## Records supplied

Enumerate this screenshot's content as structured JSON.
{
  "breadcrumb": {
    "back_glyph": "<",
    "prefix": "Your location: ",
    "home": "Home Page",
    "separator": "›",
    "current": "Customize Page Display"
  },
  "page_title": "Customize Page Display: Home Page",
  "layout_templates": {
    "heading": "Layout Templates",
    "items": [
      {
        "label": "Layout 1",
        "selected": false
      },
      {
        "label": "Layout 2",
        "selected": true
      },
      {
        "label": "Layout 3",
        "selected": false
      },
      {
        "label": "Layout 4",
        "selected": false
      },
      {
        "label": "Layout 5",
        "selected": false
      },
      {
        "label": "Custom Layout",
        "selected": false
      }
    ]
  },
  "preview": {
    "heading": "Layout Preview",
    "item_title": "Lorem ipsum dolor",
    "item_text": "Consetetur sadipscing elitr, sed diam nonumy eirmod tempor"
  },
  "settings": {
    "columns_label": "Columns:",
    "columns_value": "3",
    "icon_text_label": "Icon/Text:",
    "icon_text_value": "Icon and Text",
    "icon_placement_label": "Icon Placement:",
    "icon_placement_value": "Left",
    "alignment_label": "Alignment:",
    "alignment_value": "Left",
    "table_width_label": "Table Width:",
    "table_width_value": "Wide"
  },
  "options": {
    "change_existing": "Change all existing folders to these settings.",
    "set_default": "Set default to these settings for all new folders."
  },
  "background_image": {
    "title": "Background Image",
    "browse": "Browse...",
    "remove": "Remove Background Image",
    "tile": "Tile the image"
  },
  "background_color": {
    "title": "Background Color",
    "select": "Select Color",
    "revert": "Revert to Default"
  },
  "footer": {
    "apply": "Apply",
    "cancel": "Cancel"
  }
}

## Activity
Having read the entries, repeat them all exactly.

## Your solution
Enumerate this screenshot's content as structured JSON.
{
  "breadcrumb": {
    "back_glyph": "<",
    "prefix": "Your location: ",
    "home": "Home Page",
    "separator": "›",
    "current": "Customize Page Display"
  },
  "page_title": "Customize Page Display: Home Page",
  "layout_templates": {
    "heading": "Layout Templates",
    "items": [
      {
        "label": "Layout 1",
        "selected": false
      },
      {
        "label": "Layout 2",
        "selected": true
      },
      {
        "label": "Layout 3",
        "selected": false
      },
      {
        "label": "Layout 4",
        "selected": false
      },
      {
        "label": "Layout 5",
        "selected": false
      },
      {
        "label": "Custom Layout",
        "selected": false
      }
    ]
  },
  "preview": {
    "heading": "Layout Preview",
    "item_title": "Lorem ipsum dolor",
    "item_text": "Consetetur sadipscing elitr, sed diam nonumy eirmod tempor"
  },
  "settings": {
    "columns_label": "Columns:",
    "columns_value": "3",
    "icon_text_label": "Icon/Text:",
    "icon_text_value": "Icon and Text",
    "icon_placement_label": "Icon Placement:",
    "icon_placement_value": "Left",
    "alignment_label": "Alignment:",
    "alignment_value": "Left",
    "table_width_label": "Table Width:",
    "table_width_value": "Wide"
  },
  "options": {
    "change_existing": "Change all existing folders to these settings.",
    "set_default": "Set default to these settings for all new folders."
  },
  "background_image": {
    "title": "Background Image",
    "browse": "Browse...",
    "remove": "Remove Background Image",
    "tile": "Tile the image"
  },
  "background_color": {
    "title": "Background Color",
    "select": "Select Color",
    "revert": "Revert to Default"
  },
  "footer": {
    "apply": "Apply",
    "cancel": "Cancel"
  }
}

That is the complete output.